“Drivers vary in important ways among and within countries,” said Boucher, who leads the Climate Research and Analysis unit of the Union of Concerned Scientists. His message reinforced the one delivered by the session’s keynote speaker, Heru Prasetyo, who shared the complexities associated with unraveling the drivers of deforestation in Indonesia.

Boucher explained that those complexities proliferate when country-specific drivers are viewed from a global lens. “Drivers vary depending on the continent you’re on and, often, the country you’re in,” he said. Read more. . .

Brazil’s pride in the Amazon keeps deforestation at bay

By Kristi Foster
“I hope we will not have this conversation,” came Tasso Azevedo’s candid response when asked what new drivers of deforestation we could be discussing 20 years from now.

The question came from a member of the 150-strong audience in a discussion forum hosted by the World Agroforestry Centre (ICRAF), called Drivers of deforestation: Exploring regional differences and new patterns. The forum was part of Forest Day 6, held on 2 December 2012, on the sidelines of the 18th United Nations Climate Change Conference (UNFCCC COP18) in Doha. Read more. . .

World Agroforestry Centre and Convention on Biological Diversity enter sustainable land use pact

Ravi Prabhu and Braulio Ferreria de Souza Dias October 2012
Ravi Prabhu and Braulio Ferreria de Souza Dias October 2012 Ravi Prabhu of World Agroforestry Centre (L) with CBD Executive Secretary Braulio Ferreria de Souza Dias at MOU signing on 11 October 2012. Photo by Kara Brown

The World Agroforestry Centre (ICRAF) and the United Nations Convention on Biological Diversity (CBD) have signed an agreement that signals a renewed commitment to the sustainable use of land resources and indigenous biodiversity, as well as ‘climate smart’ agriculture.

“Agriculture should no longer be seen as the enemy of biodiversity,” said Ravi Prabhu, Deputy Director-General for Research at the World Agroforestry Centre, during the signing of a Memorandum of Understanding at the 11th Conference of the Parties (COP11) in Hyderabad, India. Read more. . .

Leakey book says ‘trees of life’ could nourish the planet, build wealth

Maize growing under nitrogen fixing Faidherbia albidaA new book by prominent tree biologist and past director of research at the World Agroforestry Centre (ICRAF) Roger Leakey boldly states that agroforestry might be the ticket out of some of the most vexing issues facing the planet today.

A new book by prominent tree biologist and past director of research at the World Agroforestry Centre (ICRAF) Roger Leakey boldly states that agroforestry might be the ticket out of some of the most vexing issues facing the planet today.

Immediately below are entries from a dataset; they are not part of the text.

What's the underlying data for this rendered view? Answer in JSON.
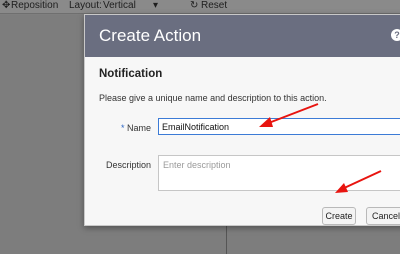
{
  "toolbar": {
    "reposition_label": "Reposition",
    "layout_label": "Layout:",
    "layout_value": "Vertical",
    "reset_label": "Reset"
  },
  "dialog": {
    "title": "Create Action",
    "help_icon": "?",
    "section_title": "Notification",
    "description_text": "Please give a unique name and description to this action.",
    "name_label": "Name",
    "required_marker": "*",
    "name_value": "EmailNotification",
    "description_label": "Description",
    "description_placeholder": "Enter description",
    "create_label": "Create",
    "cancel_label": "Cancel"
  },
  "annotations": {
    "arrow_color": "#e8140f"
  },
  "colors": {
    "header_bg": "#6a6e80",
    "focus_border": "#3c7bd6"
  }
}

In Living with the Trees of Life: Towards the Transformation of Tropical Agriculture, Professor Leakey argues that abject rural poverty, food insecurity, land degradation and climate change can all be “relatively easily addressed” through the widespread application of agroforestry, especially in the tropics and sub-tropics. And ‘The Convenient Truth’ he adds, is that we already know that agroforestry works, thanks to over three decades of research. Read more. . .

UK Environment Minister Richard Benyon visits ICRAF Hq

Minister-Benyon visit to ICRAF 18-02-2013
ICRAF DG Tony Simons (L); scientist Dr Katja Kehlenbeck; UK Environment Minister Hon Richard Beynon; and scientific staff. 19 Feb 2013

During a visit to the World Agroforestry Centre (ICRAF) headquarters in Nairobi on 19 February 2013, UK Environment Minister Hon. Richard Benyon said agroforestry had many beneficial spillover effects.

“You are providing [agricultural] practitioners with the ability to increase production sustainably. This work has vast potential to unlock gains to smallholdings that go way beyond agriculture… gains such as stability, progress, and education,” said Hon. Benyon. Read more. . .